→ Task description
Would you repeat the data below exactly, taking out the images?

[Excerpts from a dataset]
|---|

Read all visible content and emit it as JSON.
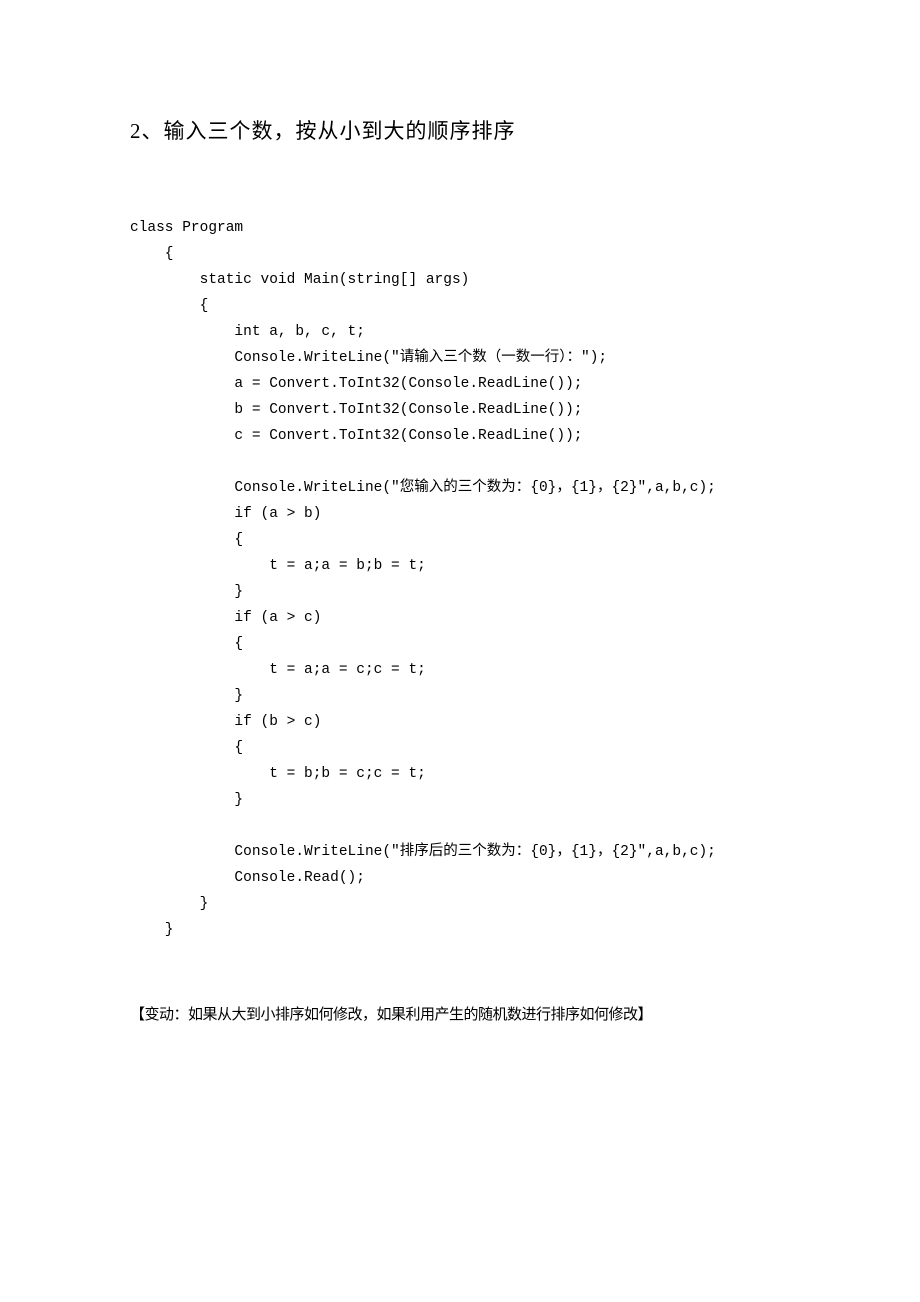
{
  "title": "2、输入三个数，按从小到大的顺序排序",
  "code": {
    "l01": "class Program",
    "l02": "    {",
    "l03": "        static void Main(string[] args)",
    "l04": "        {",
    "l05": "            int a, b, c, t;",
    "l06": "            Console.WriteLine(\"请输入三个数（一数一行）：\");",
    "l07": "            a = Convert.ToInt32(Console.ReadLine());",
    "l08": "            b = Convert.ToInt32(Console.ReadLine());",
    "l09": "            c = Convert.ToInt32(Console.ReadLine());",
    "l10": "",
    "l11": "            Console.WriteLine(\"您输入的三个数为：{0}，{1}，{2}\",a,b,c);",
    "l12": "            if (a > b)",
    "l13": "            {",
    "l14": "                t = a;a = b;b = t;",
    "l15": "            }",
    "l16": "            if (a > c)",
    "l17": "            {",
    "l18": "                t = a;a = c;c = t;",
    "l19": "            }",
    "l20": "            if (b > c)",
    "l21": "            {",
    "l22": "                t = b;b = c;c = t;",
    "l23": "            }",
    "l24": "",
    "l25": "            Console.WriteLine(\"排序后的三个数为：{0}，{1}，{2}\",a,b,c);",
    "l26": "            Console.Read();",
    "l27": "        }",
    "l28": "    }"
  },
  "variation": "【变动：如果从大到小排序如何修改，如果利用产生的随机数进行排序如何修改】"
}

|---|

→ Reply
Read all visible content and emit it as JSON.
{
  "title": "2、输入三个数，按从小到大的顺序排序",
  "code": {
    "l01": "class Program",
    "l02": "    {",
    "l03": "        static void Main(string[] args)",
    "l04": "        {",
    "l05": "            int a, b, c, t;",
    "l06": "            Console.WriteLine(\"请输入三个数（一数一行）：\");",
    "l07": "            a = Convert.ToInt32(Console.ReadLine());",
    "l08": "            b = Convert.ToInt32(Console.ReadLine());",
    "l09": "            c = Convert.ToInt32(Console.ReadLine());",
    "l10": "",
    "l11": "            Console.WriteLine(\"您输入的三个数为：{0}，{1}，{2}\",a,b,c);",
    "l12": "            if (a > b)",
    "l13": "            {",
    "l14": "                t = a;a = b;b = t;",
    "l15": "            }",
    "l16": "            if (a > c)",
    "l17": "            {",
    "l18": "                t = a;a = c;c = t;",
    "l19": "            }",
    "l20": "            if (b > c)",
    "l21": "            {",
    "l22": "                t = b;b = c;c = t;",
    "l23": "            }",
    "l24": "",
    "l25": "            Console.WriteLine(\"排序后的三个数为：{0}，{1}，{2}\",a,b,c);",
    "l26": "            Console.Read();",
    "l27": "        }",
    "l28": "    }"
  },
  "variation": "【变动：如果从大到小排序如何修改，如果利用产生的随机数进行排序如何修改】"
}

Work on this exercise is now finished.